- **Requirement**
Hunt through the entries for the word "ControlFactoryBase" and copy each line in which it appears.
--------
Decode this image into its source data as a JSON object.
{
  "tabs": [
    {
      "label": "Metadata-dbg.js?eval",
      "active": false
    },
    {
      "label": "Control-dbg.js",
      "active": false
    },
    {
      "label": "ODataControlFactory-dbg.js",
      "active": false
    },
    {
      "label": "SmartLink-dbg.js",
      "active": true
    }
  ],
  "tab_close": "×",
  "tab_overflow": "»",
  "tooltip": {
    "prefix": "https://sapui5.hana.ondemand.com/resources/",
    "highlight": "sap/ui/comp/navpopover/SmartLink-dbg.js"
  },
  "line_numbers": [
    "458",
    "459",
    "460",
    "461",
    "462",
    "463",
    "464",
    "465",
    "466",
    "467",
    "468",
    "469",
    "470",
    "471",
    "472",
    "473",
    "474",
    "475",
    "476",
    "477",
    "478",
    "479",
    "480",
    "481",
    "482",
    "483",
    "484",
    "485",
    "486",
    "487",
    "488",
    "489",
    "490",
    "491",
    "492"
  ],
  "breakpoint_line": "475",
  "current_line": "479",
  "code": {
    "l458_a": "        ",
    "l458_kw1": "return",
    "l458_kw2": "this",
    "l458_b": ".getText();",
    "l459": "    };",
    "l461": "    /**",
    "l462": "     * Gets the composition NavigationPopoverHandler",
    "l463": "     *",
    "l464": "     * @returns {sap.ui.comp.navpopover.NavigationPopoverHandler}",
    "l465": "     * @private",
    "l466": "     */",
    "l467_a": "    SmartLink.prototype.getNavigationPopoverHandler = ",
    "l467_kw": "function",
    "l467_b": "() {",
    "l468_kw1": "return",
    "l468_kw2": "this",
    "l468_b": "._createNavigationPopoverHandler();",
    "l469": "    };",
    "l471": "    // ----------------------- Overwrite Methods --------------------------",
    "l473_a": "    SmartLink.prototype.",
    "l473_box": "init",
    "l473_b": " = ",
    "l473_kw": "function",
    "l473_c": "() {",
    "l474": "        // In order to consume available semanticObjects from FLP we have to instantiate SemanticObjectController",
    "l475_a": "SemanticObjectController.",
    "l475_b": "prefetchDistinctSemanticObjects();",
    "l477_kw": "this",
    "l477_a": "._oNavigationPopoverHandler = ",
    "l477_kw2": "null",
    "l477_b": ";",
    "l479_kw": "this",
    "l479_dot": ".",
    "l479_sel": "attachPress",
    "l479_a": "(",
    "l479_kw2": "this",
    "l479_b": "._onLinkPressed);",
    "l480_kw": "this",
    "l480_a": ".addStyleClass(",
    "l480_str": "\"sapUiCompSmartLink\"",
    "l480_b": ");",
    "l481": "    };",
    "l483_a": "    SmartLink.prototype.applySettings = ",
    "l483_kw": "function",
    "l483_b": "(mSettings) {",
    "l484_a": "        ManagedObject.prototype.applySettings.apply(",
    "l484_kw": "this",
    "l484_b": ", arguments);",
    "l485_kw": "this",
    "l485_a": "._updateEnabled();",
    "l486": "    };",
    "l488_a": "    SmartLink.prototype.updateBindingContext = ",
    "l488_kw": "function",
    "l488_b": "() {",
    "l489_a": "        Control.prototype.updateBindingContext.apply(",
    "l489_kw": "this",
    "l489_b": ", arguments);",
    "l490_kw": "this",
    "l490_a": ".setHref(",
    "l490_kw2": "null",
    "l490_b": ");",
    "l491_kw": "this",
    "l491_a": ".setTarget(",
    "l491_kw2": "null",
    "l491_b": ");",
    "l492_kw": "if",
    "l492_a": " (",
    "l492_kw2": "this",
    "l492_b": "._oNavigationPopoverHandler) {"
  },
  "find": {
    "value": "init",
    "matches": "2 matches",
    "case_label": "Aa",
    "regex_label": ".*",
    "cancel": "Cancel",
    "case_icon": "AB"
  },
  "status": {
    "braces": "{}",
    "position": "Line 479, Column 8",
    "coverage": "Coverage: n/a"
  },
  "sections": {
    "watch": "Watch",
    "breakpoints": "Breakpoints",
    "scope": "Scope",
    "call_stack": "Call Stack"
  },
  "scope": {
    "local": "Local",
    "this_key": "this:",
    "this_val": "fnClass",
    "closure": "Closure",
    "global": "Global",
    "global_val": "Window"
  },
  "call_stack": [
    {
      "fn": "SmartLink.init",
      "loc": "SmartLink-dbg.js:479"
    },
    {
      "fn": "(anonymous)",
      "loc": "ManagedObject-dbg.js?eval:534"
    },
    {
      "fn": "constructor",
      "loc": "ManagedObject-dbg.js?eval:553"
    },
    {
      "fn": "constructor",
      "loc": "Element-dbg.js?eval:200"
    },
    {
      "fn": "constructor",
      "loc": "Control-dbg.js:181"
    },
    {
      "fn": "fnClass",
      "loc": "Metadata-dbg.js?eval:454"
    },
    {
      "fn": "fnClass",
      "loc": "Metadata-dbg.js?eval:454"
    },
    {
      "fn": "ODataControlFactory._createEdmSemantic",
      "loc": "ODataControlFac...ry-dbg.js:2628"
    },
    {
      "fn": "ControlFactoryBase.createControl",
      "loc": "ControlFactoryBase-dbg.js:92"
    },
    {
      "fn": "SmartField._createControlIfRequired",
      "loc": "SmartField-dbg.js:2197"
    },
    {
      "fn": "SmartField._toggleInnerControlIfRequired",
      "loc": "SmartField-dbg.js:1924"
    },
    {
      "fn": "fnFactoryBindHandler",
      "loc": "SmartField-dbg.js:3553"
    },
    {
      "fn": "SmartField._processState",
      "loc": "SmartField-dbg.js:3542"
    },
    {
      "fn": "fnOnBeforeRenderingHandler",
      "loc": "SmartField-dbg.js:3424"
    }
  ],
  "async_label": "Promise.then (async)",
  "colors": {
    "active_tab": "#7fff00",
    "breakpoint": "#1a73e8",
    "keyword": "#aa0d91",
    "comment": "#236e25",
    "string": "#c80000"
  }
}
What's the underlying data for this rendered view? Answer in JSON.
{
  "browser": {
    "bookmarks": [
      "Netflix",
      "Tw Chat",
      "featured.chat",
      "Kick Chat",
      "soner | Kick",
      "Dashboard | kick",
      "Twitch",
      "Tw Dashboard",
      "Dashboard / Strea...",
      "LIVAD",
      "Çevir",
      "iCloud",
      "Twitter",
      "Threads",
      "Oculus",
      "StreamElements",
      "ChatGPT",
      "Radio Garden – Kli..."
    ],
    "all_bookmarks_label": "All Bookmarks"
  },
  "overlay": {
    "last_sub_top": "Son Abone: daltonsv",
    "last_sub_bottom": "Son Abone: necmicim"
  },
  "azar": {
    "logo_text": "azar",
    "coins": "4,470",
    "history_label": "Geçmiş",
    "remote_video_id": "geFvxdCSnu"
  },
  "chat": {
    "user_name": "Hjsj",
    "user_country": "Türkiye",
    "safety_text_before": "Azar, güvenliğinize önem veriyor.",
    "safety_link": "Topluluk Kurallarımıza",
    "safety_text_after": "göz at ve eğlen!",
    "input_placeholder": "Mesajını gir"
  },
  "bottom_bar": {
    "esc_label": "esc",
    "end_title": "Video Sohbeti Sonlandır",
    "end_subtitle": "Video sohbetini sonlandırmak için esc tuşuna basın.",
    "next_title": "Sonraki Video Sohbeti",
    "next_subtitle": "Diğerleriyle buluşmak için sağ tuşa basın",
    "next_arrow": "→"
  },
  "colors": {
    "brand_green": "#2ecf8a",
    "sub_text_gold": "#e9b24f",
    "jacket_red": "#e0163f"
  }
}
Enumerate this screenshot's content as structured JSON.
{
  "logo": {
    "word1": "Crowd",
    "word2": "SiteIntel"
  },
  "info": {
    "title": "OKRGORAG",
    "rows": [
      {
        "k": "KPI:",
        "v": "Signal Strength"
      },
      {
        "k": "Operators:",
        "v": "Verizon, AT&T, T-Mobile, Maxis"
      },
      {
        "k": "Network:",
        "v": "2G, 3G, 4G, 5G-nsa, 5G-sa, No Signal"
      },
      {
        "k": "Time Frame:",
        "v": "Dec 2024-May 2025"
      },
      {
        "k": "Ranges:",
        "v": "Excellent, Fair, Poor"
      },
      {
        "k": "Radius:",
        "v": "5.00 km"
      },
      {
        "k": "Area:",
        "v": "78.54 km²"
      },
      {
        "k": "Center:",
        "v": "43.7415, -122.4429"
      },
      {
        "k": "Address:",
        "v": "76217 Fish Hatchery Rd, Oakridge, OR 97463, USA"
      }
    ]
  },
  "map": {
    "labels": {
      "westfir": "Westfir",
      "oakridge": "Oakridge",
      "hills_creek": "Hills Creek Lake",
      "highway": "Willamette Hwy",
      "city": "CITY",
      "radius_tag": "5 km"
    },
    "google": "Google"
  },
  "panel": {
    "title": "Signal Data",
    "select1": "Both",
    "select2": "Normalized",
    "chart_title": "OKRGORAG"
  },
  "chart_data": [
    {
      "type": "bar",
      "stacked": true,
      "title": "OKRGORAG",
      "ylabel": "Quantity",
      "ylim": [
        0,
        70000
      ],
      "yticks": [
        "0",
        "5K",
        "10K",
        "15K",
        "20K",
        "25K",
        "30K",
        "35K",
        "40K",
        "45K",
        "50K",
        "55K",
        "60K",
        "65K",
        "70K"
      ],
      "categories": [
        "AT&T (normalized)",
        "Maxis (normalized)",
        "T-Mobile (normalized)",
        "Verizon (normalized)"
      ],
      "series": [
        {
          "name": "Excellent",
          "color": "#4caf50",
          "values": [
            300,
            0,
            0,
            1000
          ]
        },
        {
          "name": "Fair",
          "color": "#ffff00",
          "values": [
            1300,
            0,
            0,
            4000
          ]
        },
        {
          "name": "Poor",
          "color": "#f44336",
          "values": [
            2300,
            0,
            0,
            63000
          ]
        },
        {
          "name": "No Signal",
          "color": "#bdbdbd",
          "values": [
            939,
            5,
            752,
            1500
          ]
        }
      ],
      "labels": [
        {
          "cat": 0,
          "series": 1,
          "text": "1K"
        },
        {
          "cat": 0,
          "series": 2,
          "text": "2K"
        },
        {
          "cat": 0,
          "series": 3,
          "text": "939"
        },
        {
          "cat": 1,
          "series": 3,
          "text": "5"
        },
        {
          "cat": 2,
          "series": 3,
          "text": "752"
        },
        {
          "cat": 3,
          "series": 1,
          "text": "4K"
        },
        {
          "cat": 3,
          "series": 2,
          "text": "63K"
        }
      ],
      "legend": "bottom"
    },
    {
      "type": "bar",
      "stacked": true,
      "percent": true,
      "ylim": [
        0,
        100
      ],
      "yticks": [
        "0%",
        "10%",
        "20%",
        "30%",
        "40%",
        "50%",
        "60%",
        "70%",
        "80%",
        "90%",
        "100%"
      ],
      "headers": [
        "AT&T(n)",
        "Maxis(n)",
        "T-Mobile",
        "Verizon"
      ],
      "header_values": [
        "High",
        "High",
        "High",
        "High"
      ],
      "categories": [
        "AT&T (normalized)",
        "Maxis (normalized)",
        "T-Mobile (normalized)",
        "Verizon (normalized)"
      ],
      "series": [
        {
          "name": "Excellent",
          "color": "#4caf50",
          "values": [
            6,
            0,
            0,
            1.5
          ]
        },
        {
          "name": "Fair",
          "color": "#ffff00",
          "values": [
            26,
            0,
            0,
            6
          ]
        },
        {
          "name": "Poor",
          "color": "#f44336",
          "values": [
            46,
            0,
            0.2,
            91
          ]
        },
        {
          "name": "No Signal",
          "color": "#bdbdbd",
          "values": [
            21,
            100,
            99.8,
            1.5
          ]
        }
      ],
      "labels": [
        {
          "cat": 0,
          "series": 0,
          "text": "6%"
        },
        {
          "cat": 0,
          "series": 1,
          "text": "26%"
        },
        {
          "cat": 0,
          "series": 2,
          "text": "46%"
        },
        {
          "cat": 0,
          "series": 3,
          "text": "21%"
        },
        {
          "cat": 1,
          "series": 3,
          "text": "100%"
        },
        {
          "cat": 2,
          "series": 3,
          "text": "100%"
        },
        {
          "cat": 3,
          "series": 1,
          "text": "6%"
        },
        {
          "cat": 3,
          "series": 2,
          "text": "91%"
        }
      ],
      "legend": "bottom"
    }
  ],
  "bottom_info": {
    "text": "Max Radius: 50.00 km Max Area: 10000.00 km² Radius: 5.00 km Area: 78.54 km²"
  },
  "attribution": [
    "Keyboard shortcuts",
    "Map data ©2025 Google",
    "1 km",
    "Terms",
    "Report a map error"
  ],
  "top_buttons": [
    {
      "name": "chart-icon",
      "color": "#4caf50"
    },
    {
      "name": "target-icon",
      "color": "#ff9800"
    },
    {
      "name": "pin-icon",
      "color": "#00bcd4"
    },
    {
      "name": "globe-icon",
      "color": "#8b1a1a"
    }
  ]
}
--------
- **Result of the task**
      "fn": "ControlFactoryBase.createControl",
      "loc": "ControlFactoryBase-dbg.js:92"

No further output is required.